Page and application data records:
----------------
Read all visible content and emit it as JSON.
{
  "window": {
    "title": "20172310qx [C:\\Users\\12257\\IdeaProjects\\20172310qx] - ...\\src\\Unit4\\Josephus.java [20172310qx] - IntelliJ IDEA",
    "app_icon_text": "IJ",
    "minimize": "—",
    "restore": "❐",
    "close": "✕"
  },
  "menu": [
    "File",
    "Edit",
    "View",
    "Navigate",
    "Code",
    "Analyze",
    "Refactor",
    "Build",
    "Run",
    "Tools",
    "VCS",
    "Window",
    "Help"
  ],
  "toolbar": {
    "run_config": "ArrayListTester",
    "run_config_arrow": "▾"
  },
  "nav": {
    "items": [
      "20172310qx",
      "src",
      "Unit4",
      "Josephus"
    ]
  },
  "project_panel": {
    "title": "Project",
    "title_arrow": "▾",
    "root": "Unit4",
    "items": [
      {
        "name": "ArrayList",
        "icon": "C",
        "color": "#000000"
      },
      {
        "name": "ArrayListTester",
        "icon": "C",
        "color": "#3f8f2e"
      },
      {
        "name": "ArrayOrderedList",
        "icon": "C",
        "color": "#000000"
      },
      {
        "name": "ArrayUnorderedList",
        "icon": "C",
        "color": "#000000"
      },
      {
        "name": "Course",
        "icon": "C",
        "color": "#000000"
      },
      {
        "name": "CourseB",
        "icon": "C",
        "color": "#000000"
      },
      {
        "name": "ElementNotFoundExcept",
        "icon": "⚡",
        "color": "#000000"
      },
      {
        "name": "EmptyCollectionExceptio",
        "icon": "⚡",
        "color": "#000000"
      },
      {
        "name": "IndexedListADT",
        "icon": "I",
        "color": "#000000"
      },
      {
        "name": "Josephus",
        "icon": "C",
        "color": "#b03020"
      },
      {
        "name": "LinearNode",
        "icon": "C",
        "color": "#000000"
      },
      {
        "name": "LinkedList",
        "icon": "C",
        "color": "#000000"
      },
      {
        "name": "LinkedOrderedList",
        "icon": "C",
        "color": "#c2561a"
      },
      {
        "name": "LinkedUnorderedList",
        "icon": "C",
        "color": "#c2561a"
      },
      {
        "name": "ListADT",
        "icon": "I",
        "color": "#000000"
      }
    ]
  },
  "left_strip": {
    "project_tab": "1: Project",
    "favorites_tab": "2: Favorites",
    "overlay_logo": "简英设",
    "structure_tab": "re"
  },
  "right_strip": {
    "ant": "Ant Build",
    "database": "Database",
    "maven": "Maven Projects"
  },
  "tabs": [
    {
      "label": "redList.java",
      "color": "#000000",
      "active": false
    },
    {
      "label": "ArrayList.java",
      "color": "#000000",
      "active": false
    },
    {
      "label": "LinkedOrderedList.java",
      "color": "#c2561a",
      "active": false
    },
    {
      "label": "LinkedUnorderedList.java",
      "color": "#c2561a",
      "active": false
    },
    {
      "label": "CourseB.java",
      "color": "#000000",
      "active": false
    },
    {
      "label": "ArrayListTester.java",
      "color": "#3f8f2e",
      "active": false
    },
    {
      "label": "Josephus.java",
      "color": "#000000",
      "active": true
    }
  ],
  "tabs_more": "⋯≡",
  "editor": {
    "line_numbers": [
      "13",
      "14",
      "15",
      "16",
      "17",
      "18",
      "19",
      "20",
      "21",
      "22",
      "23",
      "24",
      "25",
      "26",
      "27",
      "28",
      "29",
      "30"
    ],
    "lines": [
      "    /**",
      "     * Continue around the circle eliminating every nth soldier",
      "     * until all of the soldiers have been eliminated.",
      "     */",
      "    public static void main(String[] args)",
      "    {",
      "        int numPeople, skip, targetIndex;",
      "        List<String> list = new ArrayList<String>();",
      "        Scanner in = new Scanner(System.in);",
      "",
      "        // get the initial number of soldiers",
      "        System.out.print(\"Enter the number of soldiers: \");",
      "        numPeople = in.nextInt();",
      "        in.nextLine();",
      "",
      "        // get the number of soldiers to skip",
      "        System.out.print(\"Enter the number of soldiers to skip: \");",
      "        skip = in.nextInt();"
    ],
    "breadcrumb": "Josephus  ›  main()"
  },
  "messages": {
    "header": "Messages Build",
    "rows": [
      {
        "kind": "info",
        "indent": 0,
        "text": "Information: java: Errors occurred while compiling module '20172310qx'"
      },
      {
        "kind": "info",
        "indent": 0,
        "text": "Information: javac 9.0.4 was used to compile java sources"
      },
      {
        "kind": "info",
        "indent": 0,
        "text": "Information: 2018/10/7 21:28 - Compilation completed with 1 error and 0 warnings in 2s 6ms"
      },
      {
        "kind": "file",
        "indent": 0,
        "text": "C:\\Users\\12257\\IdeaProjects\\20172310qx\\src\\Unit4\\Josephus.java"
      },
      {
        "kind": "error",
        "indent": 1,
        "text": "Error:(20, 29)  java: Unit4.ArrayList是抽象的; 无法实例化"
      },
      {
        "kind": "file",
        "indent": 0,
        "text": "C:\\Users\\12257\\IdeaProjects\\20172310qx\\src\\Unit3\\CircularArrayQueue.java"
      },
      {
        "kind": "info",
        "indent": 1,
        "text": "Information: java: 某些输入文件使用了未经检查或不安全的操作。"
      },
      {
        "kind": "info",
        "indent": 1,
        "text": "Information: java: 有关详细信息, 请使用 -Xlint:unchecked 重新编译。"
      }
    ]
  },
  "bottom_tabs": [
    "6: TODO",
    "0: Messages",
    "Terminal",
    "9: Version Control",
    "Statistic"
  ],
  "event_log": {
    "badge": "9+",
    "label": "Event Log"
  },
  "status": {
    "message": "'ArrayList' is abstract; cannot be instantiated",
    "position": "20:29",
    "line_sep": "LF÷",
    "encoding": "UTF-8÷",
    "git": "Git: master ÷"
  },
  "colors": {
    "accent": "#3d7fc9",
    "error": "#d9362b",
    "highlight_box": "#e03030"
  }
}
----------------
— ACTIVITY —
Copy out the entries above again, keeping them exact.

— YOUR RESPONSE —
Read all visible content and emit it as JSON.
{
  "window": {
    "title": "20172310qx [C:\\Users\\12257\\IdeaProjects\\20172310qx] - ...\\src\\Unit4\\Josephus.java [20172310qx] - IntelliJ IDEA",
    "app_icon_text": "IJ",
    "minimize": "—",
    "restore": "❐",
    "close": "✕"
  },
  "menu": [
    "File",
    "Edit",
    "View",
    "Navigate",
    "Code",
    "Analyze",
    "Refactor",
    "Build",
    "Run",
    "Tools",
    "VCS",
    "Window",
    "Help"
  ],
  "toolbar": {
    "run_config": "ArrayListTester",
    "run_config_arrow": "▾"
  },
  "nav": {
    "items": [
      "20172310qx",
      "src",
      "Unit4",
      "Josephus"
    ]
  },
  "project_panel": {
    "title": "Project",
    "title_arrow": "▾",
    "root": "Unit4",
    "items": [
      {
        "name": "ArrayList",
        "icon": "C",
        "color": "#000000"
      },
      {
        "name": "ArrayListTester",
        "icon": "C",
        "color": "#3f8f2e"
      },
      {
        "name": "ArrayOrderedList",
        "icon": "C",
        "color": "#000000"
      },
      {
        "name": "ArrayUnorderedList",
        "icon": "C",
        "color": "#000000"
      },
      {
        "name": "Course",
        "icon": "C",
        "color": "#000000"
      },
      {
        "name": "CourseB",
        "icon": "C",
        "color": "#000000"
      },
      {
        "name": "ElementNotFoundExcept",
        "icon": "⚡",
        "color": "#000000"
      },
      {
        "name": "EmptyCollectionExceptio",
        "icon": "⚡",
        "color": "#000000"
      },
      {
        "name": "IndexedListADT",
        "icon": "I",
        "color": "#000000"
      },
      {
        "name": "Josephus",
        "icon": "C",
        "color": "#b03020"
      },
      {
        "name": "LinearNode",
        "icon": "C",
        "color": "#000000"
      },
      {
        "name": "LinkedList",
        "icon": "C",
        "color": "#000000"
      },
      {
        "name": "LinkedOrderedList",
        "icon": "C",
        "color": "#c2561a"
      },
      {
        "name": "LinkedUnorderedList",
        "icon": "C",
        "color": "#c2561a"
      },
      {
        "name": "ListADT",
        "icon": "I",
        "color": "#000000"
      }
    ]
  },
  "left_strip": {
    "project_tab": "1: Project",
    "favorites_tab": "2: Favorites",
    "overlay_logo": "简英设",
    "structure_tab": "re"
  },
  "right_strip": {
    "ant": "Ant Build",
    "database": "Database",
    "maven": "Maven Projects"
  },
  "tabs": [
    {
      "label": "redList.java",
      "color": "#000000",
      "active": false
    },
    {
      "label": "ArrayList.java",
      "color": "#000000",
      "active": false
    },
    {
      "label": "LinkedOrderedList.java",
      "color": "#c2561a",
      "active": false
    },
    {
      "label": "LinkedUnorderedList.java",
      "color": "#c2561a",
      "active": false
    },
    {
      "label": "CourseB.java",
      "color": "#000000",
      "active": false
    },
    {
      "label": "ArrayListTester.java",
      "color": "#3f8f2e",
      "active": false
    },
    {
      "label": "Josephus.java",
      "color": "#000000",
      "active": true
    }
  ],
  "tabs_more": "⋯≡",
  "editor": {
    "line_numbers": [
      "13",
      "14",
      "15",
      "16",
      "17",
      "18",
      "19",
      "20",
      "21",
      "22",
      "23",
      "24",
      "25",
      "26",
      "27",
      "28",
      "29",
      "30"
    ],
    "lines": [
      "    /**",
      "     * Continue around the circle eliminating every nth soldier",
      "     * until all of the soldiers have been eliminated.",
      "     */",
      "    public static void main(String[] args)",
      "    {",
      "        int numPeople, skip, targetIndex;",
      "        List<String> list = new ArrayList<String>();",
      "        Scanner in = new Scanner(System.in);",
      "",
      "        // get the initial number of soldiers",
      "        System.out.print(\"Enter the number of soldiers: \");",
      "        numPeople = in.nextInt();",
      "        in.nextLine();",
      "",
      "        // get the number of soldiers to skip",
      "        System.out.print(\"Enter the number of soldiers to skip: \");",
      "        skip = in.nextInt();"
    ],
    "breadcrumb": "Josephus  ›  main()"
  },
  "messages": {
    "header": "Messages Build",
    "rows": [
      {
        "kind": "info",
        "indent": 0,
        "text": "Information: java: Errors occurred while compiling module '20172310qx'"
      },
      {
        "kind": "info",
        "indent": 0,
        "text": "Information: javac 9.0.4 was used to compile java sources"
      },
      {
        "kind": "info",
        "indent": 0,
        "text": "Information: 2018/10/7 21:28 - Compilation completed with 1 error and 0 warnings in 2s 6ms"
      },
      {
        "kind": "file",
        "indent": 0,
        "text": "C:\\Users\\12257\\IdeaProjects\\20172310qx\\src\\Unit4\\Josephus.java"
      },
      {
        "kind": "error",
        "indent": 1,
        "text": "Error:(20, 29)  java: Unit4.ArrayList是抽象的; 无法实例化"
      },
      {
        "kind": "file",
        "indent": 0,
        "text": "C:\\Users\\12257\\IdeaProjects\\20172310qx\\src\\Unit3\\CircularArrayQueue.java"
      },
      {
        "kind": "info",
        "indent": 1,
        "text": "Information: java: 某些输入文件使用了未经检查或不安全的操作。"
      },
      {
        "kind": "info",
        "indent": 1,
        "text": "Information: java: 有关详细信息, 请使用 -Xlint:unchecked 重新编译。"
      }
    ]
  },
  "bottom_tabs": [
    "6: TODO",
    "0: Messages",
    "Terminal",
    "9: Version Control",
    "Statistic"
  ],
  "event_log": {
    "badge": "9+",
    "label": "Event Log"
  },
  "status": {
    "message": "'ArrayList' is abstract; cannot be instantiated",
    "position": "20:29",
    "line_sep": "LF÷",
    "encoding": "UTF-8÷",
    "git": "Git: master ÷"
  },
  "colors": {
    "accent": "#3d7fc9",
    "error": "#d9362b",
    "highlight_box": "#e03030"
  }
}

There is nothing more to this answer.